Given that Iran has not actually violated the deal, the Trump administration has, for the past several months, taken an everything-but-the-kitchen-sink approach to trying to dismantle the deal.
Last October, the president accused Iran of violating the “spirit” of the deal. Earlier this year, he alleged that Iran is providing missiles to Houthi rebels in Yemen, where the United States has supported the Saudi Arabia-led coalition to bomb the country for over two years, triggering a massive humanitarian crisis. During German Chancellor Angela Merkel’s visit last week, Trump said, “Wherever there’s a problem, Iran is right there.”
President Trump has asked the European partners in the deal — France, the United Kingdom, and Germany — to “fix” the deal. But they fell short of passing new sanctions against Iran, which has repeatedly indicated that it would not renegotiate the deal three years after it was struck, nor would it remain in the deal without the United States.
In October, President Trump also refused to recertify Iran’s compliance with the JCPOA, as he is required to do under U.S. law every 90 days.
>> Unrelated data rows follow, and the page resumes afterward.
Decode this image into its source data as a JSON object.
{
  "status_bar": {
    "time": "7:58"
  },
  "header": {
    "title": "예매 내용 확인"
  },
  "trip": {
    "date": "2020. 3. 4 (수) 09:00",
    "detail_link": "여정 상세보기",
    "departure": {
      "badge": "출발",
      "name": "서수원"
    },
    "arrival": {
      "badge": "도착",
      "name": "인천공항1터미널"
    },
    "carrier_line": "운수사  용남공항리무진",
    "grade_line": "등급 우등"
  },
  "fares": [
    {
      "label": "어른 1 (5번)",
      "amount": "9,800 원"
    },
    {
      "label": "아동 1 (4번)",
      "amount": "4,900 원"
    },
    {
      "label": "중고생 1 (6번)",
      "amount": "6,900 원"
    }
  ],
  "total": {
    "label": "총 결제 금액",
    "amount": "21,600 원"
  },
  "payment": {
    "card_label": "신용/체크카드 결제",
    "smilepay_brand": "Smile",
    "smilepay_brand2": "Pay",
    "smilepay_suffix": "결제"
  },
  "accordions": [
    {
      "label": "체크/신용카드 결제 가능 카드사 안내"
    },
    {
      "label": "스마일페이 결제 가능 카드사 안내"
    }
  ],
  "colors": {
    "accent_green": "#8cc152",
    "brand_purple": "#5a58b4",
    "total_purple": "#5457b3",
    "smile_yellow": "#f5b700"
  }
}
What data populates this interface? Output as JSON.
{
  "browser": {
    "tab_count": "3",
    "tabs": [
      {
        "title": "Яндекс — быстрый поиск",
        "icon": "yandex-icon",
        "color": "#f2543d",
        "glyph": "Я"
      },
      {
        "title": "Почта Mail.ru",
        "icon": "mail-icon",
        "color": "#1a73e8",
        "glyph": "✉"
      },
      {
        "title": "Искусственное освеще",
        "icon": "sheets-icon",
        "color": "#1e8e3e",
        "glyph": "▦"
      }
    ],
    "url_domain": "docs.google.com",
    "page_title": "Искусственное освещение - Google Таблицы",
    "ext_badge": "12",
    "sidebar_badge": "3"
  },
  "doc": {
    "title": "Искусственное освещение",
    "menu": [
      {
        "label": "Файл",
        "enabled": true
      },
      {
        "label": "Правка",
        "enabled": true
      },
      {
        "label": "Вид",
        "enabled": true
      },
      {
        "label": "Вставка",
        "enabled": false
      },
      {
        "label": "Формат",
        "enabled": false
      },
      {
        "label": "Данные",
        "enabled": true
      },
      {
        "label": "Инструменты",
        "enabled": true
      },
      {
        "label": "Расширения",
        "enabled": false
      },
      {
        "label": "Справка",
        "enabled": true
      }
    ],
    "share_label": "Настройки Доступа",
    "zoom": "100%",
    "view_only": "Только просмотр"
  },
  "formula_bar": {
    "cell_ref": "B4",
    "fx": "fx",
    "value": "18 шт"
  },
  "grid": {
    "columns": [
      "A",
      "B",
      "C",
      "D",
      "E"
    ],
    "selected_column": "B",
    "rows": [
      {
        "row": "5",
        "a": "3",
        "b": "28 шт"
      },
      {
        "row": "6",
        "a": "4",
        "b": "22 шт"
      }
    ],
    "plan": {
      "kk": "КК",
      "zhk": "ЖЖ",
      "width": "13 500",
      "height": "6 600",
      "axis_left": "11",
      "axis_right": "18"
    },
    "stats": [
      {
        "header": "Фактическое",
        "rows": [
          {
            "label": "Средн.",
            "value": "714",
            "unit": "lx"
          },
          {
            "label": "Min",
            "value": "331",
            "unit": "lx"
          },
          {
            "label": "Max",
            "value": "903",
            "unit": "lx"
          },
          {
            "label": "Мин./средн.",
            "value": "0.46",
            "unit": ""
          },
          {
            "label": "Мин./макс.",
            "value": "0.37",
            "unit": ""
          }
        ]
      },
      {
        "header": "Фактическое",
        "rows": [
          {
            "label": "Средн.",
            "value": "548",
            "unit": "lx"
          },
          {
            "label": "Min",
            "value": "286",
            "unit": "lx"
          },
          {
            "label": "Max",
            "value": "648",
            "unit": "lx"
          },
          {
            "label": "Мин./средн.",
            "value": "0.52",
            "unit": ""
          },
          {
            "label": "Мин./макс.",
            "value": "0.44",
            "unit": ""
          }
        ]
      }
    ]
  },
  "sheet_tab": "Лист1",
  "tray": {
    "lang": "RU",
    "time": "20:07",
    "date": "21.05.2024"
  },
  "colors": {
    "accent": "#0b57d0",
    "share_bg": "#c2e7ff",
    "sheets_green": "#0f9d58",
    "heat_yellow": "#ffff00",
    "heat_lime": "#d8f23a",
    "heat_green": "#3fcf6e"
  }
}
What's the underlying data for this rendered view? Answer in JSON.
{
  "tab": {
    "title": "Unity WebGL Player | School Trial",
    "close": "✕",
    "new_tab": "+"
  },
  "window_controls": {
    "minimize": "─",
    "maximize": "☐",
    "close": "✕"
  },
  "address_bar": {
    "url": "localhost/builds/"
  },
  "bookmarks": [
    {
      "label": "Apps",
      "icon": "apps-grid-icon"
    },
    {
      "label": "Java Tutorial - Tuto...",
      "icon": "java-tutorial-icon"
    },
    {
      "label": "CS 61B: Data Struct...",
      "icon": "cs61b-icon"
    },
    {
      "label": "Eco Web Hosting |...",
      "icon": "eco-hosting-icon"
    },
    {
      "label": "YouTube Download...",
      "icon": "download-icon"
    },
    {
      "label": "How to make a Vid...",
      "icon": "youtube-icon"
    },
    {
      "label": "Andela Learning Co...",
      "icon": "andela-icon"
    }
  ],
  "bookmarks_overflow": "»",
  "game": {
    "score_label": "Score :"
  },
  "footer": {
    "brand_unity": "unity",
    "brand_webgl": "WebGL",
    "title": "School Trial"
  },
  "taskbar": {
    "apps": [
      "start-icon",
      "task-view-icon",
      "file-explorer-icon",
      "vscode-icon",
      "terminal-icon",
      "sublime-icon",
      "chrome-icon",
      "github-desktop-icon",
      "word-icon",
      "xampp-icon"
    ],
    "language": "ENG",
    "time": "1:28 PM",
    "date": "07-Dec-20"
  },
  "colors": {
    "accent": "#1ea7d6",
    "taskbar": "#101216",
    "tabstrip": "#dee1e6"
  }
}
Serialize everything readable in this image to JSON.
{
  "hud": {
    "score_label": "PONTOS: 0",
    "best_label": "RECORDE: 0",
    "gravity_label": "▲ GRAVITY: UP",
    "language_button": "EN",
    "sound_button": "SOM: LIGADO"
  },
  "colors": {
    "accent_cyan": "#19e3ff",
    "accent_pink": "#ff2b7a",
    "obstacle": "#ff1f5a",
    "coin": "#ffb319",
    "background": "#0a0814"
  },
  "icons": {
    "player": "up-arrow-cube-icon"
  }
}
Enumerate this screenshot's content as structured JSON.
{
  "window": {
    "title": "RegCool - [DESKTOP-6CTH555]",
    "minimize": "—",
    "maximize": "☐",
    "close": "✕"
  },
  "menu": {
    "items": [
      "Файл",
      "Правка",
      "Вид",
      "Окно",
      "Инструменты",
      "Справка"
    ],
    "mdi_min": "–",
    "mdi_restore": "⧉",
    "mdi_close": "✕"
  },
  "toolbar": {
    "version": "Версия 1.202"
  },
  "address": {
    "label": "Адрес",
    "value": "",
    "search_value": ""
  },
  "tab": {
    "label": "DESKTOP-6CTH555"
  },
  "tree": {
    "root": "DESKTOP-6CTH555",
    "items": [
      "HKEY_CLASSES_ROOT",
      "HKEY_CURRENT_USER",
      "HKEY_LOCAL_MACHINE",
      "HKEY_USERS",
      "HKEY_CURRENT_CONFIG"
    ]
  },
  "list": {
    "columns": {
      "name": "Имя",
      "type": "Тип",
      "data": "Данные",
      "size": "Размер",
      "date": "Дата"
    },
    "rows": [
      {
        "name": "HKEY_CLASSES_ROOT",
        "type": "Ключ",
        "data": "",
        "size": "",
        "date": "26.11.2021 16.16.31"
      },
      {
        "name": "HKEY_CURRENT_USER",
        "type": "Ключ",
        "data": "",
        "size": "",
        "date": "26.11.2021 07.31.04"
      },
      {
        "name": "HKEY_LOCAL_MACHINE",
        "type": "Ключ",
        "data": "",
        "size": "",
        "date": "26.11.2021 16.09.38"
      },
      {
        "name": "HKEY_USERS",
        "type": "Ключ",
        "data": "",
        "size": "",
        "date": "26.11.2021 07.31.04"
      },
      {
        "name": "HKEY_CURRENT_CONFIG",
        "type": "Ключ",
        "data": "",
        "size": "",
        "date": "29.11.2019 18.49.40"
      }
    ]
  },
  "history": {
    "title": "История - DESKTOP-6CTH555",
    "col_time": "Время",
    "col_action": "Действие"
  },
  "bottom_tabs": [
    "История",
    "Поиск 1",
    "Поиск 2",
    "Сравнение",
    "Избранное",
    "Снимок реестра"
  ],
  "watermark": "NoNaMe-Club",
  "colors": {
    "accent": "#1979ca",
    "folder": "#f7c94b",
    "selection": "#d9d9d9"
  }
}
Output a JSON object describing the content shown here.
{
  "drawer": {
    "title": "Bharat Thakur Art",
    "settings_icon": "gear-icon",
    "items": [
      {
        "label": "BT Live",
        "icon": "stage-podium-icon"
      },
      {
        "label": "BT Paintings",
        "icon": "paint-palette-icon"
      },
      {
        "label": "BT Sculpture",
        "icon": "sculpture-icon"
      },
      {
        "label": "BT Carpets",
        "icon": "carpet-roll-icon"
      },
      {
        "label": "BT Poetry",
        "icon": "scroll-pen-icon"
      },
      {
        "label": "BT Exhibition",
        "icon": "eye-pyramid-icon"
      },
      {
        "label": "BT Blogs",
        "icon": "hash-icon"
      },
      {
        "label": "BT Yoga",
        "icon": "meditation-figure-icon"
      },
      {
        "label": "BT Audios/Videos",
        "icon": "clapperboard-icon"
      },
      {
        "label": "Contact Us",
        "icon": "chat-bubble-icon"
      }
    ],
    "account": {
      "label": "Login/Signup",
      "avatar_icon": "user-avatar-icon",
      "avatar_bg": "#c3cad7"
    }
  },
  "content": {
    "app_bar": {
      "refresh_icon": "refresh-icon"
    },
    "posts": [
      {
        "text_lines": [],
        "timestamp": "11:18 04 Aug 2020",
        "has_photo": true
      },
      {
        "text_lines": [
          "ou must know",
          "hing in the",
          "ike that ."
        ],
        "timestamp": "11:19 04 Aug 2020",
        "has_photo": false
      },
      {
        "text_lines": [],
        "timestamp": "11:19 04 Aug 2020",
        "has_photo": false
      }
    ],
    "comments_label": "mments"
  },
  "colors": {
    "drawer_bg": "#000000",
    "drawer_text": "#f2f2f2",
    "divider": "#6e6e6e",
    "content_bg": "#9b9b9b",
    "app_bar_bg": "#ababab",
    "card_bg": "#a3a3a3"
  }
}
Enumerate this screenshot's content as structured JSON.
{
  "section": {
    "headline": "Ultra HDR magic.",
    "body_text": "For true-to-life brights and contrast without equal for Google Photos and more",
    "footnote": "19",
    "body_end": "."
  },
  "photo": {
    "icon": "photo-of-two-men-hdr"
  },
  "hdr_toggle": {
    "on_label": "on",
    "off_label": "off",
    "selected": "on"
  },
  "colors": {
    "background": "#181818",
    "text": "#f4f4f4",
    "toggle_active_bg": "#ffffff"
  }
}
That decertification left the door open for Congress to snap back economic sanctions on Iran with 60 days, which did not happen.
But if it does this time around, and if the banking sanctions snap back, things will become dire in Iran. And that’s not good for anyone, said Boroujerdi. To start, Iran will have to turn to China, because they’re the only country offering the no-strings-attached funds Iran will need.
Iran will also face other hard choices — and some of them might prove to be destabilizing, which, said Boroujerdi, is the Trump administration’s “game plan.”
“They are hoping that by pulling out of the nuclear deal, with the formidable challenges that Iran is experiencing, in terms of the water crisis, the currency situation, lack of foreign investment, etc., will lead to some sort of popular uprising,” he said.
But this will have major regional ramifications.
“This can really set the region ablaze. Having a country like Iran becoming unstable, in this situation, when the whole Middle East is imploding in one way or another, can really raise the stakes, considering Iran’s size, population, and the geopolitical position it occupies,” said Boroujerdi.
“I’m not sure Washington really wants to see that happen, but they are perhaps naively hopeful that this will be a self-contained regime change.”